*ACTION ITEM*:
Please copy every line of the records below that holds the word "knappen".

Web page and app entries:
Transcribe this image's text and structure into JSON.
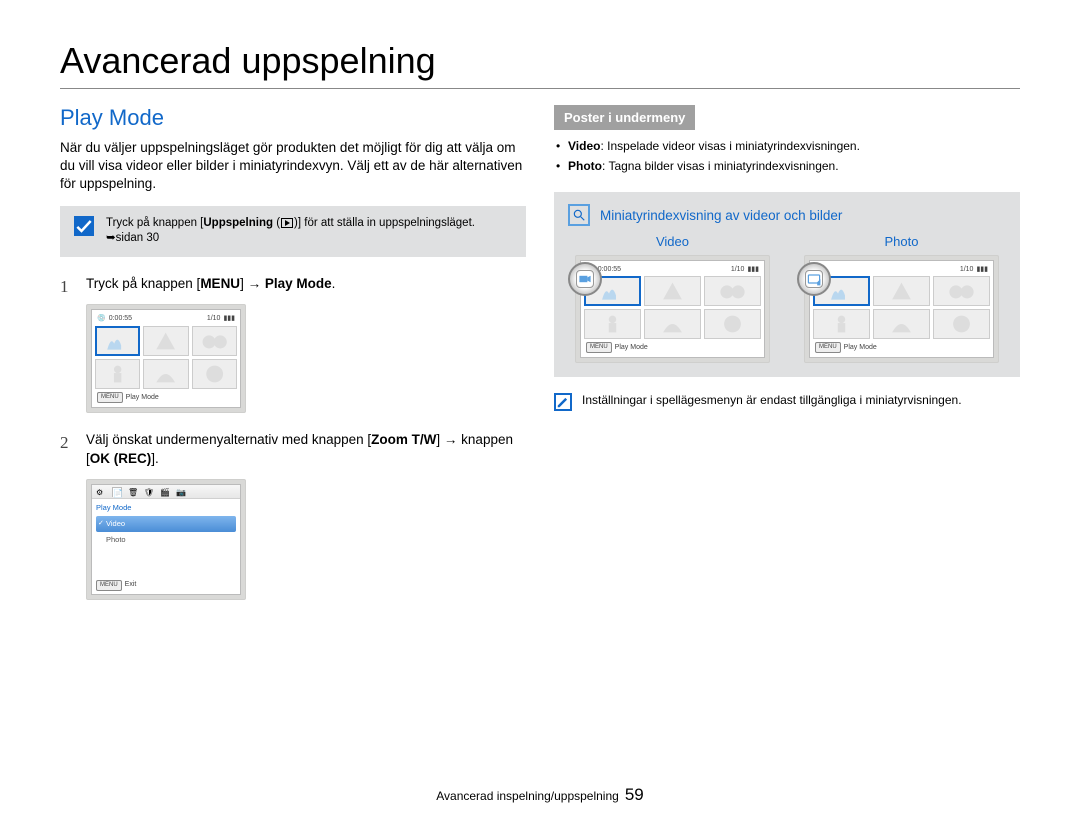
{
  "page_title": "Avancerad uppspelning",
  "section": "Play Mode",
  "intro": "När du väljer uppspelningsläget gör produkten det möjligt för dig att välja om du vill visa videor eller bilder i miniatyrindexvyn. Välj ett av de här alternativen för uppspelning.",
  "note1_a": "Tryck på knappen [",
  "note1_b": "Uppspelning",
  "note1_c": " (",
  "note1_d": ")] för att ställa in uppspelningsläget. ",
  "note1_arrow": "➥",
  "note1_e": "sidan 30",
  "step1_a": "Tryck på knappen [",
  "step1_b": "MENU",
  "step1_c": "] ",
  "step1_arrow": "→",
  "step1_d": " Play Mode",
  "step1_e": ".",
  "step2_a": "Välj önskat undermenyalternativ med knappen [",
  "step2_b": "Zoom T/W",
  "step2_c": "] ",
  "step2_arrow": "→",
  "step2_d": " knappen [",
  "step2_e": "OK (REC)",
  "step2_f": "].",
  "lcd1": {
    "time": "0:00:55",
    "count": "1/10",
    "footer": "Play Mode"
  },
  "lcd_menu": {
    "title": "Play Mode",
    "opt1": "Video",
    "opt2": "Photo",
    "footer": "Exit"
  },
  "submenu_header": "Poster i undermeny",
  "bullets": [
    {
      "b": "Video",
      "t": ": Inspelade videor visas i miniatyrindexvisningen."
    },
    {
      "b": "Photo",
      "t": ": Tagna bilder visas i miniatyrindexvisningen."
    }
  ],
  "info_title": "Miniatyrindexvisning av videor och bilder",
  "video_label": "Video",
  "photo_label": "Photo",
  "lcd_video": {
    "time": "0:00:55",
    "count": "1/10",
    "footer": "Play Mode"
  },
  "lcd_photo": {
    "count": "1/10",
    "footer": "Play Mode"
  },
  "tip2": "Inställningar i spellägesmenyn är endast tillgängliga i miniatyrvisningen.",
  "footer_chapter": "Avancerad inspelning/uppspelning",
  "footer_page": "59"
}
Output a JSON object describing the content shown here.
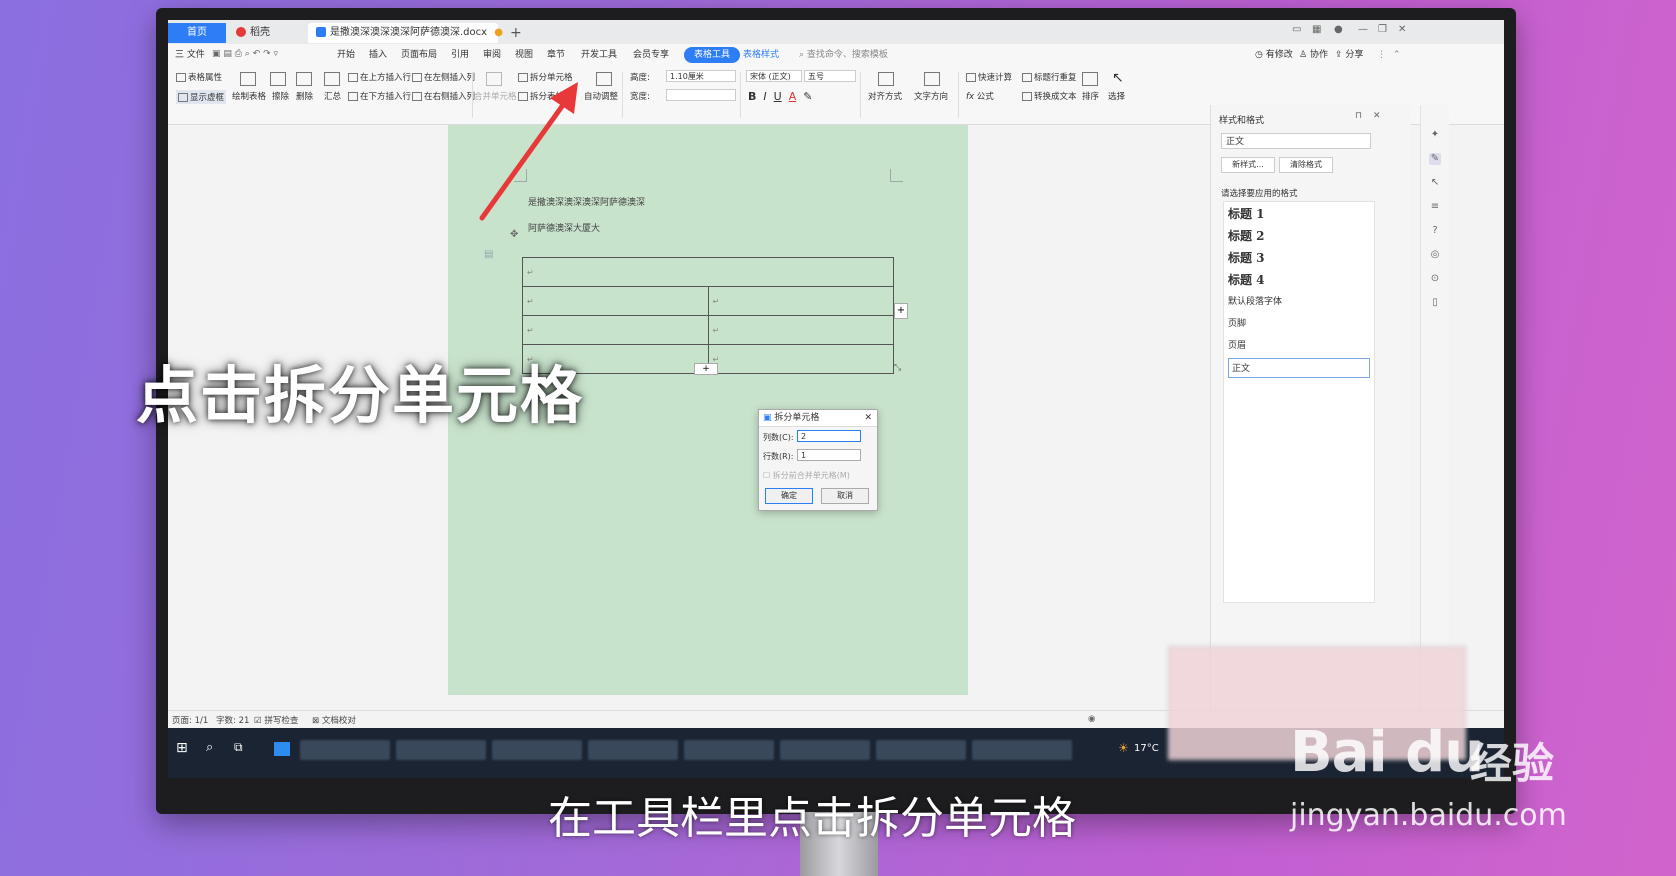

*SOLVED EXERCISE*:
  "note1_a": "Tryck på knappen [",
  "step1_a": "Tryck på knappen [",
  "step2_a": "Välj önskat undermenyalternativ med knappen [",
  "step2_d": " knappen [",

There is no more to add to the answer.